There is an interesting and lengthy discussion here about the causes of our behavior and the (possibly irrelevant?) stories we tell ourselves about the causes of our behavior. The traditional view is something along the lines of this: when we consciously deliberate over our actions, we should be held morally accountable for what we do, since the moral worth of what we do has some connection to the reasons we take ourselves to have for doing it. (Some authors call this a “neo-Kantian” view, which seems to me inapt for several reasons, but set that aside.) But suppose it turns out – as some research suggests – that even when we pause to deliberate, our decisions may have less to do with our reasoning than we commonly suppose. So, for example, some studies say that if you find a dime, or smell fresh cookies, you are far more likely to help someone in need than otherwise. And that’s independently of the reasons you recite to yourself about whether you should help the person in need. If this is so, then do we still consider your reasons for action as morally relevant?

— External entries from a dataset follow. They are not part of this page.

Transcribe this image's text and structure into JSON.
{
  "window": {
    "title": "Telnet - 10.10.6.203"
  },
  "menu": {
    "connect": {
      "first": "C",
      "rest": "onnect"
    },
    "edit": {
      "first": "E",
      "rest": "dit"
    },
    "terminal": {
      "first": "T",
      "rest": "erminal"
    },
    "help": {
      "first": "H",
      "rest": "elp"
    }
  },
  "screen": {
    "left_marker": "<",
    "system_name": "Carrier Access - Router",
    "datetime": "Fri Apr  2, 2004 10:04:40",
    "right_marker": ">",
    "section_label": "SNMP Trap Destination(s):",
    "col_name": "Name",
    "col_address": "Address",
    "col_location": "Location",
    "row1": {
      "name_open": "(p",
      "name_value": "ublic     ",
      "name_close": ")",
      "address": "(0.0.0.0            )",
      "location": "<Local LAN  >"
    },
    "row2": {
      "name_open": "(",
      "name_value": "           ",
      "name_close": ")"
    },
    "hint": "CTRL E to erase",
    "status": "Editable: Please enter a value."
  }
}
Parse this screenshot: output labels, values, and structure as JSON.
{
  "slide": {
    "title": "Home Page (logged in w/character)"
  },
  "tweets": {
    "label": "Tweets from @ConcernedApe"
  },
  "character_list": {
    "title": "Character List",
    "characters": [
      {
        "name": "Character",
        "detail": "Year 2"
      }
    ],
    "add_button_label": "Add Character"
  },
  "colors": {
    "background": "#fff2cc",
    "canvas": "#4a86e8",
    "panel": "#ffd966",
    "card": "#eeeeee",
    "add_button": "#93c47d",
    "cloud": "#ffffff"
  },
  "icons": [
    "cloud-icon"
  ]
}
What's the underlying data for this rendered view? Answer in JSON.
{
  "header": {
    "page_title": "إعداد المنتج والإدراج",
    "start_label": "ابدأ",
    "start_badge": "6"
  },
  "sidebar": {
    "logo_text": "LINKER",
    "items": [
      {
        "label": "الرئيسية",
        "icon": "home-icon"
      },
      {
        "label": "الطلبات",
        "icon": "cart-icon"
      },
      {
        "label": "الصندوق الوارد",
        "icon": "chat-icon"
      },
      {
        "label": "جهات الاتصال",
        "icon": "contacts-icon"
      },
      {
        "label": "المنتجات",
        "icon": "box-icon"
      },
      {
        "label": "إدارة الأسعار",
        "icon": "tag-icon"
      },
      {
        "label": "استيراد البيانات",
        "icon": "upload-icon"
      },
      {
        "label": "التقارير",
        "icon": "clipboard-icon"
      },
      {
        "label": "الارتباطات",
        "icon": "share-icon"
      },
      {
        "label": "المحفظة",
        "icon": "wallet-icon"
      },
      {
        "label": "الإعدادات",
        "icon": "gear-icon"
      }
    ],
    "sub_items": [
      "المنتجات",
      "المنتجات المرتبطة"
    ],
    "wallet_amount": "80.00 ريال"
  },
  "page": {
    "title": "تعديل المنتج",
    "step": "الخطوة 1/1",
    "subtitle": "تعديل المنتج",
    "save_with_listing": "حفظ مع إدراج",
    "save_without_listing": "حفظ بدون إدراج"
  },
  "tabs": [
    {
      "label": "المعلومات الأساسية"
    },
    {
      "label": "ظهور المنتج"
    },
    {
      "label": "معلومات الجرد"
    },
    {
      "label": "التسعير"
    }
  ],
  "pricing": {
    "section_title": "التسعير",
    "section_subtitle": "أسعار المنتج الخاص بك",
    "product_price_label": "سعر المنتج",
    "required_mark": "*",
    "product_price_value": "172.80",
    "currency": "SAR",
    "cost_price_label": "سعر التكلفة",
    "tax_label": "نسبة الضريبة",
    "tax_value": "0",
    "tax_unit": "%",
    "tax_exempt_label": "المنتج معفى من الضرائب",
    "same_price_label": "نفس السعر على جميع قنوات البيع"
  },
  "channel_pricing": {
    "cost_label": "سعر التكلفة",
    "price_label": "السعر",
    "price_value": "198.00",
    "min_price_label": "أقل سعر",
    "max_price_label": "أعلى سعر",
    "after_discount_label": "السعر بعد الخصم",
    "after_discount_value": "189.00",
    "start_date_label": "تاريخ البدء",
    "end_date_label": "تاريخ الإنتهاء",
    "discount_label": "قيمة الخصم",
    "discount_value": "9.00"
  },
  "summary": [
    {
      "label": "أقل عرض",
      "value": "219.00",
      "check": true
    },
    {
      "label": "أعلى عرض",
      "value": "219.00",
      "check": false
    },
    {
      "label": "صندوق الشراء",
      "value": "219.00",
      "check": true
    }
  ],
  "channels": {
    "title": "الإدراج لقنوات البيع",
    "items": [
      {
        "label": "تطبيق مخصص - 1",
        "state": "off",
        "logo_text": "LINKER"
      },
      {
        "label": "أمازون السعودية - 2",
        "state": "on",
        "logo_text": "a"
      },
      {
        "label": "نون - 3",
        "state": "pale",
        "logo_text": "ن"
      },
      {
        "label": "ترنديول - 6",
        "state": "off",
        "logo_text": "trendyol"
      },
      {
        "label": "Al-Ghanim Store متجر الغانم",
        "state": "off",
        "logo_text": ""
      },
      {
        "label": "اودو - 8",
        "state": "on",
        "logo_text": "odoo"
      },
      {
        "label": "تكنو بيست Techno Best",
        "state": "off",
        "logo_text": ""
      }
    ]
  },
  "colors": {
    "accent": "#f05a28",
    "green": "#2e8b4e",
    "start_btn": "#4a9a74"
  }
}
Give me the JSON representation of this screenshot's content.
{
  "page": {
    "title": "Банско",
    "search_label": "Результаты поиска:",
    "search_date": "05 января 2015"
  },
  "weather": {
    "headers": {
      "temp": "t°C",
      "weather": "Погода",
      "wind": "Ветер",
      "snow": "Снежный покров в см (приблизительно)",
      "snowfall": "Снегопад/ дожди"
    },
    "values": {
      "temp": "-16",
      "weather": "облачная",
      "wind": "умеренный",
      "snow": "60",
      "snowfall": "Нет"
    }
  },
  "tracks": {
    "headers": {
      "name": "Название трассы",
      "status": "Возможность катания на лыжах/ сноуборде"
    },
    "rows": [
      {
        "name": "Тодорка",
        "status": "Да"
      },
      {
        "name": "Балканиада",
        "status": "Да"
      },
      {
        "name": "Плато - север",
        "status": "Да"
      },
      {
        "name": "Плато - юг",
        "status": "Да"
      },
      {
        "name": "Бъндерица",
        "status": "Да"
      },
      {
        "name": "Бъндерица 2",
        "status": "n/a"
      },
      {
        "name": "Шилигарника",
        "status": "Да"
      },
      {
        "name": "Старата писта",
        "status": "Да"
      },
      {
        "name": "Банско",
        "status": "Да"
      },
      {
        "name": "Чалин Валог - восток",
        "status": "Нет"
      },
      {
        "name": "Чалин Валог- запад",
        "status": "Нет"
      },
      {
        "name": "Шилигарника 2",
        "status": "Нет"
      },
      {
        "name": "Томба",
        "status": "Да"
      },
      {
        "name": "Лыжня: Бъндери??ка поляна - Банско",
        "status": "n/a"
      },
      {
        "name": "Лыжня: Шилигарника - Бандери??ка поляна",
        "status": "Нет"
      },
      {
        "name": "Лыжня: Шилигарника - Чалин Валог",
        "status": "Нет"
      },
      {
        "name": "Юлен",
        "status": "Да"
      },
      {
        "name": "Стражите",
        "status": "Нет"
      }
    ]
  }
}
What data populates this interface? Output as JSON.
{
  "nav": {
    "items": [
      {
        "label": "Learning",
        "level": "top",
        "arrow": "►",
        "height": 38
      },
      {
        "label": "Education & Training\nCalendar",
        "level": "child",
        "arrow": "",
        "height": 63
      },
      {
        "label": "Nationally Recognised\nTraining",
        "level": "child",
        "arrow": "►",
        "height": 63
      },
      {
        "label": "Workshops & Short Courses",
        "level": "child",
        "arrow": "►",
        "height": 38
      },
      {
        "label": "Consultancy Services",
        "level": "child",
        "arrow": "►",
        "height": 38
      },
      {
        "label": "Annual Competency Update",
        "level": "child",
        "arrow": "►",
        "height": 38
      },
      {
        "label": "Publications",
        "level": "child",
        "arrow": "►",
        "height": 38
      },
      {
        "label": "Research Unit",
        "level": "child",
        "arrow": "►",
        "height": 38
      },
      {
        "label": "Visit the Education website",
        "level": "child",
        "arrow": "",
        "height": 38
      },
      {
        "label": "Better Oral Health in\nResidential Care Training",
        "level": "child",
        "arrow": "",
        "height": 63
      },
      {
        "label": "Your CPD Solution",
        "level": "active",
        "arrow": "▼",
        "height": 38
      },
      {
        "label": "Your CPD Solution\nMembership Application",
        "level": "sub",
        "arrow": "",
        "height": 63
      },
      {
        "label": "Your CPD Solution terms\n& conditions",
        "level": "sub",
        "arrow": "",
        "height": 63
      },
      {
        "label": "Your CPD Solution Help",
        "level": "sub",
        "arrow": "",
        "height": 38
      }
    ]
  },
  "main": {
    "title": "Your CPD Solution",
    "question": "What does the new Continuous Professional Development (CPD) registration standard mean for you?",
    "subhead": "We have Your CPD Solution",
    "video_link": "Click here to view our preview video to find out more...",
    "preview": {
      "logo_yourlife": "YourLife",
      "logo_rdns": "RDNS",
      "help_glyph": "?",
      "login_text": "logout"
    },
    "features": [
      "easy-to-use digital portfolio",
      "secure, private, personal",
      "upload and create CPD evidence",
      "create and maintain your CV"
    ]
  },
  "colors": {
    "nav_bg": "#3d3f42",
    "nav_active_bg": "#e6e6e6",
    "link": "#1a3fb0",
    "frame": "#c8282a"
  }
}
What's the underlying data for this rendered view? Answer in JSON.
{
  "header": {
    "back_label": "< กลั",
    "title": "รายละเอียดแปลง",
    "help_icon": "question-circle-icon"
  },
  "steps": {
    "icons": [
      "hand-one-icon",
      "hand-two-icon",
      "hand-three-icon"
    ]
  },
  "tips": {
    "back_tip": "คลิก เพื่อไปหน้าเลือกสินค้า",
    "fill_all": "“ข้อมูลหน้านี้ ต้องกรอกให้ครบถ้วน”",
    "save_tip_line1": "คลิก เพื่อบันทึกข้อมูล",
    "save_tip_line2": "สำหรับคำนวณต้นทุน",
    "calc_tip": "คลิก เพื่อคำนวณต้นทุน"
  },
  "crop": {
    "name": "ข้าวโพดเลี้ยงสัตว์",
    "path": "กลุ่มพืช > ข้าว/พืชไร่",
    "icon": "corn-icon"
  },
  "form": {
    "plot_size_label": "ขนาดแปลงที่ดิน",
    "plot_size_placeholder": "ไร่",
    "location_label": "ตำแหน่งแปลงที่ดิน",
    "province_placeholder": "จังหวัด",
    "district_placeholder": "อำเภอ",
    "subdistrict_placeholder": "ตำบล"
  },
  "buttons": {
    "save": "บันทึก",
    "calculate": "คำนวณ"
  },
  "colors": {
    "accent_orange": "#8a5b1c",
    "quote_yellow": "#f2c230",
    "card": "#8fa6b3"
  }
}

In truth, the issue comes down to acting from causes vs. acting from reasons. Lots of things act from causes, and it seems incorrect to hold anything accountable for what they do merely because of causes (consider blaming a stone for rolling downhill, or blaming a person for being hit by a meteor and splattering an elegant dining party with their bloody innards). But when they act from reasons, we do hold people morally accountable. Maybe this is because actions done for reasons are somehow free, or maybe this is because actions done for reasons issue from the appropriate sorts of mechanisms (I am trying to set aside the question of determinism). But now suppose that any time we find an act supposedly done for reasons, we find causes in the mix that very strongly and reliably influence the action. What effect does that have on our attributions of moral responsibility?
Anyway, have a look at the intelligent debate. Nice work. (Thanks to Rob Sica for pointing the discussion out to me.)